» Assigned task:
From the listing below, copy every line with the word "videocam".

» Record excerpts:
-*-

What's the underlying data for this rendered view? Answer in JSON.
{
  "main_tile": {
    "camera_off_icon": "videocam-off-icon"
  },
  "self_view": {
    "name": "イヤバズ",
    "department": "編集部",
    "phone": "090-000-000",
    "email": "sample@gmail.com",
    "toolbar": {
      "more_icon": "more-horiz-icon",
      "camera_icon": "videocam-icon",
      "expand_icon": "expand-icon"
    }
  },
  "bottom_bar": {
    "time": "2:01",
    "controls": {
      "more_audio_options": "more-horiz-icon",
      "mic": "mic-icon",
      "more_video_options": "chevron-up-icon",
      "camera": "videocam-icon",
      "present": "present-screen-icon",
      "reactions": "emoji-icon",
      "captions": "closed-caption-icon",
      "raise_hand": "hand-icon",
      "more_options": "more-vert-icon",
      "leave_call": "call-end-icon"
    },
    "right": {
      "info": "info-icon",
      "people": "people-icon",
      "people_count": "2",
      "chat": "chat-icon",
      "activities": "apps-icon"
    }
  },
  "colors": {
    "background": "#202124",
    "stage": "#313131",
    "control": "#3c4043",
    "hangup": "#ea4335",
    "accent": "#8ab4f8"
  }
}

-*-

» Exercise solution:
    "camera_off_icon": "videocam-off-icon"
      "camera_icon": "videocam-icon",
      "camera": "videocam-icon",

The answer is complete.